→ **Records provided**:
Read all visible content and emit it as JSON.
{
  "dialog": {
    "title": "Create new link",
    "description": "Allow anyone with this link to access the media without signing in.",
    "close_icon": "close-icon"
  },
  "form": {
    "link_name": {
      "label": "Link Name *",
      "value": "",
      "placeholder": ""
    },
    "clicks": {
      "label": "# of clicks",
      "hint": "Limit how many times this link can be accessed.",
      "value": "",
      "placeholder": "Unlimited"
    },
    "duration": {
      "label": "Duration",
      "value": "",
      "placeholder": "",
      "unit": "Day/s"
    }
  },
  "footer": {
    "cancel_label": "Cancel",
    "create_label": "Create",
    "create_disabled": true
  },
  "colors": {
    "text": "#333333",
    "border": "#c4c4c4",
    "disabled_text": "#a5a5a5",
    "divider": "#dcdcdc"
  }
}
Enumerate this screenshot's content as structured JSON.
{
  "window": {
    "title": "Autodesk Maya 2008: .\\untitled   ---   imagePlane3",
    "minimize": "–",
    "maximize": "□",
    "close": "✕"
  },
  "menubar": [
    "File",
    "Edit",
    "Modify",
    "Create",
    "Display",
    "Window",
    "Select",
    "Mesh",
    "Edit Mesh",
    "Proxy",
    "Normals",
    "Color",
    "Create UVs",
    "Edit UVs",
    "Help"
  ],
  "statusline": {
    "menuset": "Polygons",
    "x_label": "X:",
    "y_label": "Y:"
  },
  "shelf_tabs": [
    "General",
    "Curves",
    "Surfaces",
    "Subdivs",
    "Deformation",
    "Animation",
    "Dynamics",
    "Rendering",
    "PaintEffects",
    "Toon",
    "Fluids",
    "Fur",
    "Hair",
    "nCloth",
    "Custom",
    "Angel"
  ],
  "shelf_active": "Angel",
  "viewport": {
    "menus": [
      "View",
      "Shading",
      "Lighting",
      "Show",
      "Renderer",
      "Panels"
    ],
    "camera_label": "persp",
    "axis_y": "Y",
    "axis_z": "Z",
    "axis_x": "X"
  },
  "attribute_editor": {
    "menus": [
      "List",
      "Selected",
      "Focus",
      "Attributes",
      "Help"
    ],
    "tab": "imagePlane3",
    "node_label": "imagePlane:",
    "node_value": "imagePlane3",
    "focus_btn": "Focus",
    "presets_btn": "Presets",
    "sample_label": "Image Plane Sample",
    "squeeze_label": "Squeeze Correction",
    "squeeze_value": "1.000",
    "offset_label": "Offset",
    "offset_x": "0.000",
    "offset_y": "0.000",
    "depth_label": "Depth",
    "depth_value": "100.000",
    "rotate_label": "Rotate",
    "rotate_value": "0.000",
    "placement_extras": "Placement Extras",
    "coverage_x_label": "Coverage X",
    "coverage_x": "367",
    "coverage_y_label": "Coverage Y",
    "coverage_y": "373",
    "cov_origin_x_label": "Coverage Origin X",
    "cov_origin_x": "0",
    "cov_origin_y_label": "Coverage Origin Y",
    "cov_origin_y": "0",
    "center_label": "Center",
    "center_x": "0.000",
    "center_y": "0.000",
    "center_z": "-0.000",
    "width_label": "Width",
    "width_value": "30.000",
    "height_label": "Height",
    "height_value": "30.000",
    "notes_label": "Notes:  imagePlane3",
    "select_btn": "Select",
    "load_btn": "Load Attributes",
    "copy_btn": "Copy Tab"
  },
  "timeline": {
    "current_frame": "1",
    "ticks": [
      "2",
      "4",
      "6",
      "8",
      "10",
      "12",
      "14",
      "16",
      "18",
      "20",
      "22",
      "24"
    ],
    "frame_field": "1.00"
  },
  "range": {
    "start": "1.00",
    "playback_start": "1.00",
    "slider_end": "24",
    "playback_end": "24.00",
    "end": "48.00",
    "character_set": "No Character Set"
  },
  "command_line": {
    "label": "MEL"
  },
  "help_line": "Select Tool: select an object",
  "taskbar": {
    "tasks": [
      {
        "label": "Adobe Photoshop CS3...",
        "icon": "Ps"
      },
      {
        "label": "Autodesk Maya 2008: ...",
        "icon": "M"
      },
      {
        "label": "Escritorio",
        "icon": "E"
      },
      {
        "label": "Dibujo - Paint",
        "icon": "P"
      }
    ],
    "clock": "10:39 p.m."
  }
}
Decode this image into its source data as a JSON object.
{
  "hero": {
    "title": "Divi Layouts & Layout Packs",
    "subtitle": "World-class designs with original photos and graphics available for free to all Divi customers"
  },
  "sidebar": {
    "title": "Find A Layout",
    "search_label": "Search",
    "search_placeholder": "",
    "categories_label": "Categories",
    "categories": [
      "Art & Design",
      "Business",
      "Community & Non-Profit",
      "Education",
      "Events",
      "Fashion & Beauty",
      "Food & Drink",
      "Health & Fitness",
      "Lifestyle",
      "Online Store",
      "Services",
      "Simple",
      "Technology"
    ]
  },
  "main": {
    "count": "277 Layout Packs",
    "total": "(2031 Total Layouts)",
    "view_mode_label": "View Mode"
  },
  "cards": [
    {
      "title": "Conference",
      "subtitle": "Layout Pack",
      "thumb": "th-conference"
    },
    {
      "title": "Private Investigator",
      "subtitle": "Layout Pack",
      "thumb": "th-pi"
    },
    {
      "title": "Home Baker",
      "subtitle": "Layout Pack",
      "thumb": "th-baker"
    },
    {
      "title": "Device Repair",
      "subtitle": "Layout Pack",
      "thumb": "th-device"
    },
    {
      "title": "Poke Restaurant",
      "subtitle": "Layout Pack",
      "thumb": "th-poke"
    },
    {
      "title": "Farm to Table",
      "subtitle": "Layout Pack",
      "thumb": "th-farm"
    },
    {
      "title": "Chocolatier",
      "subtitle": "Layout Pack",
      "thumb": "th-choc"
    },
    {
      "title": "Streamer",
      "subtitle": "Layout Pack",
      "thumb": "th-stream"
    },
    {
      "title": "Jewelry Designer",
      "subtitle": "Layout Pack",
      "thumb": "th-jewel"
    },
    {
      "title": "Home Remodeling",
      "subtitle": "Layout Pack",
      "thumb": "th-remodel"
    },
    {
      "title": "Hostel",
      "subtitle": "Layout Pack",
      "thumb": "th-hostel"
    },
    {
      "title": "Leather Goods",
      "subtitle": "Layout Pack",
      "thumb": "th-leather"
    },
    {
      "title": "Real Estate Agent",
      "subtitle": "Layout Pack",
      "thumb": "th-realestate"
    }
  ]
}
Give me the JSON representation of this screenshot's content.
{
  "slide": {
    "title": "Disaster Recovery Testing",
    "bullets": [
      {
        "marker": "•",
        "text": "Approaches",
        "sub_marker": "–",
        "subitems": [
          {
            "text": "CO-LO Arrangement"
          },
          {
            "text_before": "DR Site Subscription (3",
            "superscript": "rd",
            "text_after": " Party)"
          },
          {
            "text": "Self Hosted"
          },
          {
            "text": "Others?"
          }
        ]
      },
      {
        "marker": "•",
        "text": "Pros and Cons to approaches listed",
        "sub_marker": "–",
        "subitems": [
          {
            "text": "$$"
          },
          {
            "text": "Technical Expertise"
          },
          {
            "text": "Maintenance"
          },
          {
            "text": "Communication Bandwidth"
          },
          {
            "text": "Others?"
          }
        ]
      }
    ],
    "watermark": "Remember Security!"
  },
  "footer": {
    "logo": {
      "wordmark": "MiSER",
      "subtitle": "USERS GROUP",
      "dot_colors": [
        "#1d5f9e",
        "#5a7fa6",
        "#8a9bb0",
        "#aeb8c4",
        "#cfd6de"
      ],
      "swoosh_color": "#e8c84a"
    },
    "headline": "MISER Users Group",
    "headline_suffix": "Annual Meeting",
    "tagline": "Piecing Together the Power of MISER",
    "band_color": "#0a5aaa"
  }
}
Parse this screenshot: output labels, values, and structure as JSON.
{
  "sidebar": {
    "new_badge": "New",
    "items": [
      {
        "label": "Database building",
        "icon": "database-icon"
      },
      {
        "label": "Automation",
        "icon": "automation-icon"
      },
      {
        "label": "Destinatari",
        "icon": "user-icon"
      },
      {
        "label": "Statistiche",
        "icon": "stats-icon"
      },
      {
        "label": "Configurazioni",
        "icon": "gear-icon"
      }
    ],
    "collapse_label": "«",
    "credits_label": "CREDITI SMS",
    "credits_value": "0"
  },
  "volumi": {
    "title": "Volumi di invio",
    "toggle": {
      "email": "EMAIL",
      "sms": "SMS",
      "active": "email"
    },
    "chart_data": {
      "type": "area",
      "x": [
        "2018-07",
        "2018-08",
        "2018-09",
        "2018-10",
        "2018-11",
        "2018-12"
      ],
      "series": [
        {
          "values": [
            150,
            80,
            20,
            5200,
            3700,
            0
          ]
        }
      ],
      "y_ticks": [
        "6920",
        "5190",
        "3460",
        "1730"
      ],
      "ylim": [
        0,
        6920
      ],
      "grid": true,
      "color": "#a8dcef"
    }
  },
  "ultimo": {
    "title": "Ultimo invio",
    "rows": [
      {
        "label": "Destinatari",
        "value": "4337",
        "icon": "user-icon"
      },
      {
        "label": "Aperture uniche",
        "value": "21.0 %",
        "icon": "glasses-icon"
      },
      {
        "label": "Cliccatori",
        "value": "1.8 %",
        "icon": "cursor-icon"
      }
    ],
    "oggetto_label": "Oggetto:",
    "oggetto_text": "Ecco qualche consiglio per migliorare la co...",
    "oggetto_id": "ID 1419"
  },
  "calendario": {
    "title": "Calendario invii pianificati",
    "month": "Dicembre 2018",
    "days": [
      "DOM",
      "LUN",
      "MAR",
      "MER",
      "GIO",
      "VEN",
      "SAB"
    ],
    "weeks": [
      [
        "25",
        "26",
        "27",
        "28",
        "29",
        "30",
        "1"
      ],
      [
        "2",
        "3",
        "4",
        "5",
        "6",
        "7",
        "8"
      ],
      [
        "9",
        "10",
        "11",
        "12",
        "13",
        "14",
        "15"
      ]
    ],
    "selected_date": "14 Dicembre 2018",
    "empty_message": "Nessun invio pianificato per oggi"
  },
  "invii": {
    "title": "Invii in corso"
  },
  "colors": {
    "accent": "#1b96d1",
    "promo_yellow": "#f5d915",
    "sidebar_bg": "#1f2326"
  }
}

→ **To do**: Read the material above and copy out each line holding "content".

→ **Exercise response**:
Read all visible content and emit it as JSON.
Enumerate this screenshot's content as structured JSON.
Give me the JSON representation of this screenshot's content.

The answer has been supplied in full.